- MBO (Management by Objectives);
- PDP (Personal development plans); and
- Reward and recognition programmes.
4. THE CURE IS IN THE CAUSE
The hourly billable rate is causing this never-ending circle of sickness and finding a cure for it is to first look at what’s causing it and then find a solution or alternative.
If charging your client by the hour works for you, by all means, use it, but some alternatives are still used today with similar or more success. Here are a few other billable methods that won’t just ease the client’s nerves, but also prevent employees from overworking and being measured for performance according to their billable hours produced.
4.1. Flat fee
Charging your client a set fee for a specific service. Depending on the type of service you deliver, this can be a highly effective way of billing your clients and it’s growing in popularity. It’s appealing to businesses and customers because it’s so simple. Before you buy something, you’d like to know what it will cost so you can make provision for it, the same with paying for a service. You’d like to know upfront what it will cost.
4.2. Contingency fees
An agreement that you’ll receive a set fee or percentage of the recovery amount for whatever service you deliver (no judgement here) … pun intended.
4.3. Blended fees
A combination of these methods on one account. If you charge a client a flat fee for a service and there’s additional work to be done, you can agree on a percentage of the amount as a success fee.
4.4. Budgeted fees
This includes a capped fee that’s agreed on and if the account goes over the cap, it gets suspended. This amount is then discussed after the service is delivered. Whether the client receives a discount, it gets written off, or the full amount is payable.
4.5. Fee cap
You foresee that the service you deliver will only cost the client a specific amount you agree to as the cap. The account is billed hourly as normal, but you stop charging the client and run into your own time that’s not billable anymore when you reach the cap. This billing method will also motivate staff on reaching targets, meeting deadlines and get the job done.
4.6. No success, no fee
This method is not very popular unless you’re Jason Statham or Liam Neeson and know that you’ll achieve what you set out to do for your client. This method is mainly used at tracing agencies. If you’re successful at tracing someone, your client must pay the agreed amount, but if you’re not able to find them, they don’t have to pay you. If you’re confident in the service you deliver, this is a clever way to draw clients because who wants to pay for something they don’t get?
‘Coffee is there for the things we can change and wine is there to accept the things we cannot.’ – Anonymous
5. THERE IS STILL HOPE
After reading this, you’ll hopefully feel some of these solutions and alternatives still give you hope.
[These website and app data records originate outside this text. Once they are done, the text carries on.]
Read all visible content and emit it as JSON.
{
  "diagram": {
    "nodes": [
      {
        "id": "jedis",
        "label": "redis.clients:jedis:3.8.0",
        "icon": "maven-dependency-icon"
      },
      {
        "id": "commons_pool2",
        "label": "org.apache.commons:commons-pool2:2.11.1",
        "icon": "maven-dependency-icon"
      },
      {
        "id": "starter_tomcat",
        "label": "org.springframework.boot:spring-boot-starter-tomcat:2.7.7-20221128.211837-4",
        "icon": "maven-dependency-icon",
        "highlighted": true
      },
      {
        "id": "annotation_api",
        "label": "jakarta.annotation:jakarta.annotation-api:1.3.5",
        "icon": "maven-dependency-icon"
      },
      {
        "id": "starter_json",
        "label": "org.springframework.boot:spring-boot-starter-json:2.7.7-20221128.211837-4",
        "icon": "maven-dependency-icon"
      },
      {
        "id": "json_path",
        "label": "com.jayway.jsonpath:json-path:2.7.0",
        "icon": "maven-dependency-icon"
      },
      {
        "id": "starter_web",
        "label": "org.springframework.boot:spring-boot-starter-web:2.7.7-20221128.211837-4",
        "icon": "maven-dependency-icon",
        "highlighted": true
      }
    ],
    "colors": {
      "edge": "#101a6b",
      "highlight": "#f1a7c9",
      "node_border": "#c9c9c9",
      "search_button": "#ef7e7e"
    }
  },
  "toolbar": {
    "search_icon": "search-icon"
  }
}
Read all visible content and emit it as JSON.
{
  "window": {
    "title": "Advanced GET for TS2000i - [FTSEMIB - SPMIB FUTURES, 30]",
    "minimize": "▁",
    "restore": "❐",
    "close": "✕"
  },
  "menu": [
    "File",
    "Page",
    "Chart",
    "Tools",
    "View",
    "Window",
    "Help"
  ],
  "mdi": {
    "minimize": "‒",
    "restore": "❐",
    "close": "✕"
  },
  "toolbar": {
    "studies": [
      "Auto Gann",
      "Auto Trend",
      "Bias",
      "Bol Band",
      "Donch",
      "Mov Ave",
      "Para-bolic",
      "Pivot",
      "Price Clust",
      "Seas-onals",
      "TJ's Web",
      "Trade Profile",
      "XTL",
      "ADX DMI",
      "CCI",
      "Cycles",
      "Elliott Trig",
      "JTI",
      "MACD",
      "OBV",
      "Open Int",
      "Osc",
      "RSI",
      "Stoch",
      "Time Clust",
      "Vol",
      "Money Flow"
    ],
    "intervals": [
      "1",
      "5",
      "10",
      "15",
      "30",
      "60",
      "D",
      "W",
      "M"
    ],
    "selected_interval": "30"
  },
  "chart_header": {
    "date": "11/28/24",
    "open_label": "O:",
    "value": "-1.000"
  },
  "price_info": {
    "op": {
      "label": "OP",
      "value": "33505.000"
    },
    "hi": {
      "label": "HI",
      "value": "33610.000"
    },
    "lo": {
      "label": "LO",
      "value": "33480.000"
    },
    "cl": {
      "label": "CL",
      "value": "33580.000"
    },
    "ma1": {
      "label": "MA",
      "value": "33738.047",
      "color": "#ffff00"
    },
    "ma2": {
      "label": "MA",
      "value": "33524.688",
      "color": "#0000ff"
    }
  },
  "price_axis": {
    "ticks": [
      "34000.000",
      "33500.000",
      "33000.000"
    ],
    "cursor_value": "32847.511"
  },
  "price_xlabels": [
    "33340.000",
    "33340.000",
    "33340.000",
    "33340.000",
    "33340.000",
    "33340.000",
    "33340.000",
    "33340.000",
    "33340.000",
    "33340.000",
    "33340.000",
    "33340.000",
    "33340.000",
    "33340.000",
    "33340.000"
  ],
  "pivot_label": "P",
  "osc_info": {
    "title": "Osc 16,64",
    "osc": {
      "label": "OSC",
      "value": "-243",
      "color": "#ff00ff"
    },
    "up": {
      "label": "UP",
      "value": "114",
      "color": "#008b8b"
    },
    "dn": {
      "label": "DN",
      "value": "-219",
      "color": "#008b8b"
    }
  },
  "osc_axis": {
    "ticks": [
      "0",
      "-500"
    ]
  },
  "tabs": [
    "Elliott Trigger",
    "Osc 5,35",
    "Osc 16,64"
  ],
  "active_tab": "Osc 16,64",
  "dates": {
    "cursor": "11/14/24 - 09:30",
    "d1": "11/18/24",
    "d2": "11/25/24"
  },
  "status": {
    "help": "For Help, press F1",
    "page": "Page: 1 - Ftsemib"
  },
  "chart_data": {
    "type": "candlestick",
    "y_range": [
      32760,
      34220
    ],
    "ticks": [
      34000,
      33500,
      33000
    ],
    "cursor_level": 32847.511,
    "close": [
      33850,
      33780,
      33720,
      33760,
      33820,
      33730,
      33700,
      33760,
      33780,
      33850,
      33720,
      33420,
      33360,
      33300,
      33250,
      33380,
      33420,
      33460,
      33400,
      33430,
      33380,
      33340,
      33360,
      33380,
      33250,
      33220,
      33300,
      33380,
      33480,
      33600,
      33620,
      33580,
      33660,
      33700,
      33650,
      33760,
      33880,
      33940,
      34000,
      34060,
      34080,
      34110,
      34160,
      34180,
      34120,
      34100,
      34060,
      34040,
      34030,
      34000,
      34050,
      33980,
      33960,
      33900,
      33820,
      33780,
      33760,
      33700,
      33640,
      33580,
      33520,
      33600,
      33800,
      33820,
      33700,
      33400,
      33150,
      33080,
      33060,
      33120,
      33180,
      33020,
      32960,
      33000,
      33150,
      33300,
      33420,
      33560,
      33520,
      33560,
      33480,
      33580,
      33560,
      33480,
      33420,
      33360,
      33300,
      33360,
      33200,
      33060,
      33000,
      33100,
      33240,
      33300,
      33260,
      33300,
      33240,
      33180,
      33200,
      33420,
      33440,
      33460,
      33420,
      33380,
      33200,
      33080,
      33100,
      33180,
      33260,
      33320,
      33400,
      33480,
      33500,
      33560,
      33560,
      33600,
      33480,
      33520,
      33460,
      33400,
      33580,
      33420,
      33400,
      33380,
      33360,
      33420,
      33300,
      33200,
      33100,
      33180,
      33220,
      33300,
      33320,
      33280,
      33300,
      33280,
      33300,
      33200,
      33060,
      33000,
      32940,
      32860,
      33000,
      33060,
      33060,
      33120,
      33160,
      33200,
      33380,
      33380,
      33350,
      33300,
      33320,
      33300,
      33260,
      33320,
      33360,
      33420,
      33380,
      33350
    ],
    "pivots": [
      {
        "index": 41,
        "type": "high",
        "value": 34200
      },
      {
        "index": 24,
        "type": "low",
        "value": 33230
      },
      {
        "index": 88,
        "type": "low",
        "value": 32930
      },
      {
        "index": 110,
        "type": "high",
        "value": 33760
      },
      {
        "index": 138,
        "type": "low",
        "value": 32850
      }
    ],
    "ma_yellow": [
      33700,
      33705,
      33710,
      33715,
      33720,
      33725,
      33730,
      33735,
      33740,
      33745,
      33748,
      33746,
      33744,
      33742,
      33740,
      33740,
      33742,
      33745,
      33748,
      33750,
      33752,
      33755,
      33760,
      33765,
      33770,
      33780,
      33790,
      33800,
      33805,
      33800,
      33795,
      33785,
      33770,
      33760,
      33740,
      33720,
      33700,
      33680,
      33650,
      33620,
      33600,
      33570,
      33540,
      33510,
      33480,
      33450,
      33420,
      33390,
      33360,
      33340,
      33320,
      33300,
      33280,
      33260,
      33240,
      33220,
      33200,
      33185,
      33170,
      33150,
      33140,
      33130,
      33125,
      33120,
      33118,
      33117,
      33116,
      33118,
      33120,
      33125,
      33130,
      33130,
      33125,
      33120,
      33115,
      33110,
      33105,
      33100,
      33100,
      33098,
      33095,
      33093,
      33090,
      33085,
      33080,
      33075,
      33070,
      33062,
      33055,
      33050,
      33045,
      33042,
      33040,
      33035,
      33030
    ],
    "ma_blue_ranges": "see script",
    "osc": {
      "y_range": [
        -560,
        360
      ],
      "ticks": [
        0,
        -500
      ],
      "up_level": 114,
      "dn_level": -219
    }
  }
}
To help in the interim, we have developed our own wine label called Billables & Burnout. You can order Inter Alia (a Pinotage) and For The Avoidance of Any Doubt (a Sauvignon Blanc) here. The label doubles as a fun ‘find the jargon’ puzzle. You’re welcome.